Learning from the past 3: recording what happens to objects

This is the third of a series of posts looking at the lessons about museum documentation thrown up whilst I was researching my recent¬†article on the website of the Horniman Museum (where I work as Documentation Manager), investigating the objects related to the ‘Heroic Age’ of Antarctic exploration which were once owned by the Horniman. I’ve already looked at accession registers, and capturing and sharing information; in this piece, I’ll talk about recording what happens to objects; and a final post will look at how we can make that information available online.

Continue reading Learning from the past 3: recording what happens to objects

Learning from the past 1: accession registers

A couple of weeks ago, I took advantage of the centenary of the departure of Sir Ernest Shackleton’s Imperial Trans-Antarctic Expedition (also known as the Endurance expedition) to publish an article on the website of the Horniman Museum (where I work as Documentation Manager), investigating the objects related to the ‘Heroic Age’ of Antarctic exploration which were once owned by the Horniman. I’ve already said something about what these objects add to our knowledge of Antarctic history, but the process of researching the article has also thrown up some valuable lessons in museum documentation, and I thought I’d share them here, in a series of posts.
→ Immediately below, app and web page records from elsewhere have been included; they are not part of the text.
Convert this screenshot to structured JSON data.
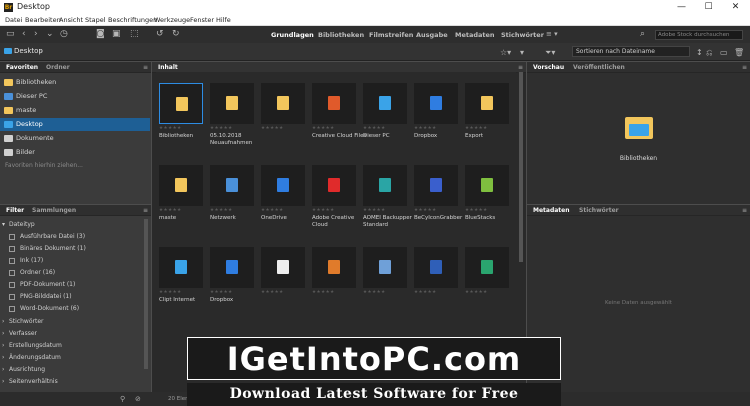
{
  "window": {
    "title": "Desktop",
    "minimize": "—",
    "maximize": "☐",
    "close": "✕"
  },
  "menu": [
    "Datei",
    "Bearbeiten",
    "Ansicht",
    "Stapel",
    "Beschriftungen",
    "Werkzeuge",
    "Fenster",
    "Hilfe"
  ],
  "workspaces": [
    "Grundlagen",
    "Bibliotheken",
    "Filmstreifen",
    "Ausgabe",
    "Metadaten",
    "Stichwörter"
  ],
  "search": {
    "placeholder": "Adobe Stock durchsuchen"
  },
  "path": {
    "crumb": "Desktop"
  },
  "sort": {
    "label": "Sortieren nach Dateiname"
  },
  "left": {
    "tabs": [
      "Favoriten",
      "Ordner"
    ],
    "favorites": [
      {
        "label": "Bibliotheken",
        "color": "#f2c65c"
      },
      {
        "label": "Dieser PC",
        "color": "#4a90d9"
      },
      {
        "label": "maste",
        "color": "#f2c65c"
      },
      {
        "label": "Desktop",
        "color": "#3aa3e8"
      },
      {
        "label": "Dokumente",
        "color": "#d0d0d0"
      },
      {
        "label": "Bilder",
        "color": "#d0d0d0"
      }
    ],
    "drop_hint": "Favoriten hierhin ziehen...",
    "filter_tabs": [
      "Filter",
      "Sammlungen"
    ],
    "filter_group": "Dateityp",
    "filter_items": [
      "Ausführbare Datei (3)",
      "Binäres Dokument (1)",
      "Ink (17)",
      "Ordner (16)",
      "PDF-Dokument (1)",
      "PNG-Bilddatei (1)",
      "Word-Dokument (6)"
    ],
    "filter_sections": [
      "Stichwörter",
      "Verfasser",
      "Erstellungsdatum",
      "Änderungsdatum",
      "Ausrichtung",
      "Seitenverhältnis"
    ]
  },
  "content": {
    "tab": "Inhalt",
    "items": [
      {
        "label": "Bibliotheken"
      },
      {
        "label": "05.10.2018 Neuaufnahmen"
      },
      {
        "label": ""
      },
      {
        "label": "Creative Cloud Files"
      },
      {
        "label": "Dieser PC"
      },
      {
        "label": "Dropbox"
      },
      {
        "label": "Export"
      },
      {
        "label": "maste"
      },
      {
        "label": "Netzwerk"
      },
      {
        "label": "OneDrive"
      },
      {
        "label": "Adobe Creative Cloud"
      },
      {
        "label": "AOMEI Backupper Standard"
      },
      {
        "label": "BeCyIconGrabber"
      },
      {
        "label": "BlueStacks"
      },
      {
        "label": "Clipt Internet"
      },
      {
        "label": "Dropbox"
      },
      {
        "label": ""
      },
      {
        "label": ""
      },
      {
        "label": ""
      },
      {
        "label": ""
      },
      {
        "label": ""
      }
    ]
  },
  "right": {
    "tabs": [
      "Vorschau",
      "Veröffentlichen"
    ],
    "preview_label": "Bibliotheken",
    "meta_tabs": [
      "Metadaten",
      "Stichwörter"
    ],
    "meta_empty": "Keine Daten ausgewählt"
  },
  "status": {
    "count": "20 Elemente"
  },
  "watermark": {
    "line1": "IGetIntoPC.com",
    "line2": "Download Latest Software for Free"
  }
}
First, I’ll look at accession registers; then, capturing and sharing information; third, recording what happens to objects; and finally, looking at how we can make that information available online.

Continue reading Learning from the past 1: accession registers